At a rather modest military parade earlier this week, Thailand's General Prayuth Chan-ocha marked his retirement as commander in chief of the Royal Thai Army.
Completing his transition to civilian life, Prayuth is now free to focus on his two remaining day jobs: leader of the ruling junta, and being the country's prime minister.
In his place, Prayuth has chosen General Udomdej Sitabutr, a widely anticipated appointment but one that has also led to a renewed focus on a somewhat shadowy group known only as the Eastern Tigers.
A staunchly pro-royalist army clique, the group reportedly formed as a response to the growing popularity and power of Thaksin Shinawatra back in 2006.
Now, with Prayuth as the public face, the Eastern Tigers have been elevated to such lofty heights that they now not only lead the military but the government as well. This appears to be a reality likely to last for the foreseeable future, as the junta looks to carry out two years of "national reforms."
Following past coups, new military rulers have tended to put civilians in power to temper reaction at home and abroad. It's rarely worked out in the long run, however, and this time it appears they are ensuring that power is consolidated within their ranks. Thitinan Pongsudhirak, director of the Institute of Security and International Studies at Bangkok's Chulalongkorn University was quoted as saying in The Edge Review: "The Eastern Tigers are resurgent at the expense of the traditional lines of command."
The Tigers were reportedly behind much of the anti government street protests earlier in the year (which helped create the necessary conditions for the coup), with protest leader Suthep Thaugsuban claiming that he and Prayuth had been in talks "since 2010". Prayuth denied the claims, but photographs shared on Instagram, from a private party held shortly afterwards, showed protest leaders posing with Eastern Tigers military shirts; a none too subtle nod to their relationship.
Army cliques are nothing new in Thailand, but the danger is that with such a concentration of power at the top, both former allies and certainly opponents are being pushed further aside making any notion of national reconciliation harder to imagine.
Napisa Waitoolkiat, from the Institute of Southeast Asian Affairs (ISEAA) in Chiang Mai, told Bloomberg BusinessWeek that "the key here is factionalism and antagonism…If the power is just concentrated on one key faction like the Eastern Tigers, what about the rest? If you have this promotion line based upon this category, you automatically make a lot of people angry".
Such sentiments echo warnings as far back as 2010 when in an article for The Nation, local commentator Avudh Panananda warned that "should the Eastern Tigers get their way on succession plans, a military dynasty may emerge because an incumbent leader could pass his torch to a long line of designated successors."
Paul Chambers, director of research at ISEAA, told VICE News that inside the army the Eastern Tigers "are the dominant clique which has thus far managed to keep the military cohesive. Outside the army, its leading members have connections to arch royalist elements, business people and political parties."

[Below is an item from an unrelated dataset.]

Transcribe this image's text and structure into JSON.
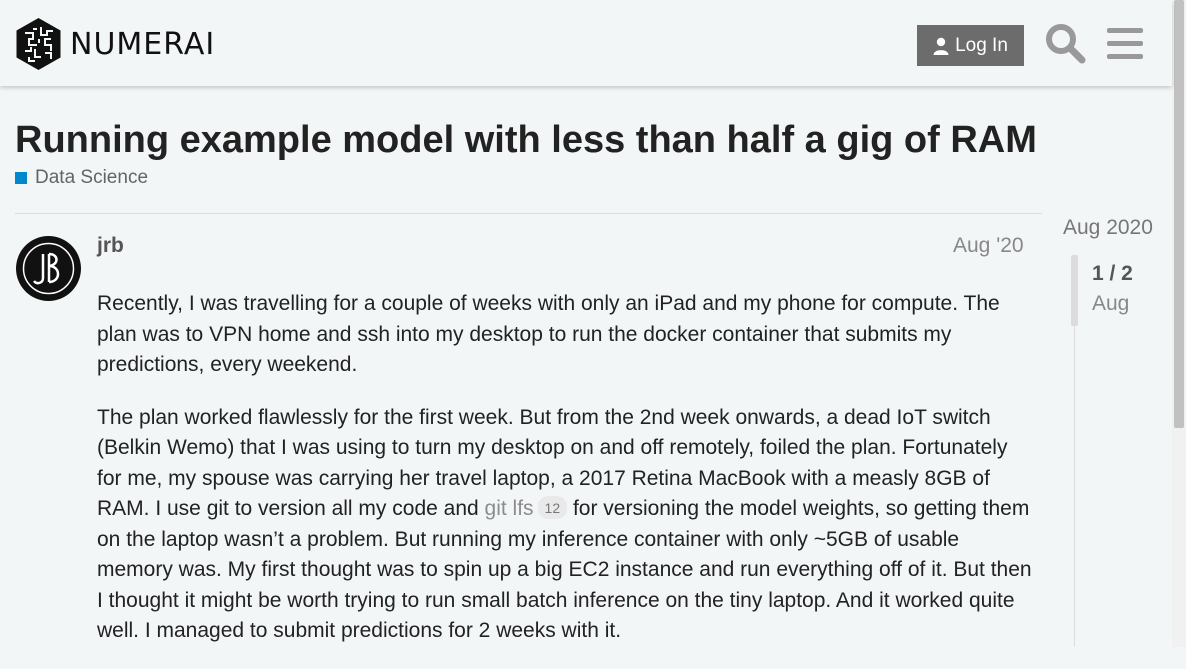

Chambers confirmed to VICE News that "their domination of the military since 2006 has assisted Prayuth enormously", suggesting that the general only ascended because the Eastern Tiger had ascended.
Yet, since coming to power, Prayuth has managed to cast himself as a somewhat benign uncle figure and as a man who will unite the country despite the nature of his factional rise.

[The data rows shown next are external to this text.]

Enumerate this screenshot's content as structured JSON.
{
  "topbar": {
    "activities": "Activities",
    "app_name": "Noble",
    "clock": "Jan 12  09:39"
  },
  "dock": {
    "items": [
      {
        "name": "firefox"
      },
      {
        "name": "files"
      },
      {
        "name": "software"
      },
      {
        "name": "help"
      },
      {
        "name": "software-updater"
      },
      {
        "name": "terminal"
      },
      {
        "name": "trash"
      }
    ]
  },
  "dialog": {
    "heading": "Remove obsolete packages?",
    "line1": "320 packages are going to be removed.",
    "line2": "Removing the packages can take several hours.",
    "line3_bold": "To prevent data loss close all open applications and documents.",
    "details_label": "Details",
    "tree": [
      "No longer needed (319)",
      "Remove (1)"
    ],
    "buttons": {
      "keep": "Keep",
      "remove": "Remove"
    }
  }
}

To do this, Prayuth wrote a hit ballad — Return Happiness to Thailand — played relentlessly on Thai radio and 'Happiness Events' across the country. He even sang it recently to assembled reporters from the balcony of Government House.
Not limited to song writing, he has also offered to draft the scripts for a number of soap operas aimed at curing social rifts. During his weekly TV broadcasts, he delivers North Korean-esque "on-the-spot-guidance" to farmers, teachers and the general public on how to tend their fields, teach their students and live their life.
A largely servile local press lavish praise, telling readers that, as a child, "he was the best looking boy in the class." While polls, the reliability of which has been questioned by observers, indicate "satisfaction" with Prayuth to stand at 90 percent.
International coverage of Prayuth has often focused on such details, as well as on his sometimes outlandish comments. He most recently suggested that tourists who wear bikinis are not safe in Thailand — unless they are "not beautiful" — following the murder of two British backpackers last month, and raised the possibility of introducing identity wristbands for all foreign visitors to the country.
However, rights groups and international observers say that behind this facade is a regime that continues to strengthen its grip on power by stifling any opposition.
In a recent report, Amnesty International slammed the human rights record of the junta. It said: "Hundreds of arbitrary detentions, reports of torture and other ill-treatment, sweeping restrictions on freedom of expression and peaceful assembly and unfair trials in military courts are creating a climate of fear in Thailand, and there are no signs of a let-up."
While the world focuses on electronic tagging of tourists, and other local absurdities, the Eastern Tigers are working to ensure that the endless cycle of power in Thailand ends with them.
As for his critics and doubters, Prayuth asks them to simply have faith. He told a recent press conference: "I want everyone's trust. So if still you're suspicious of me, I want you to go back and listen to my song."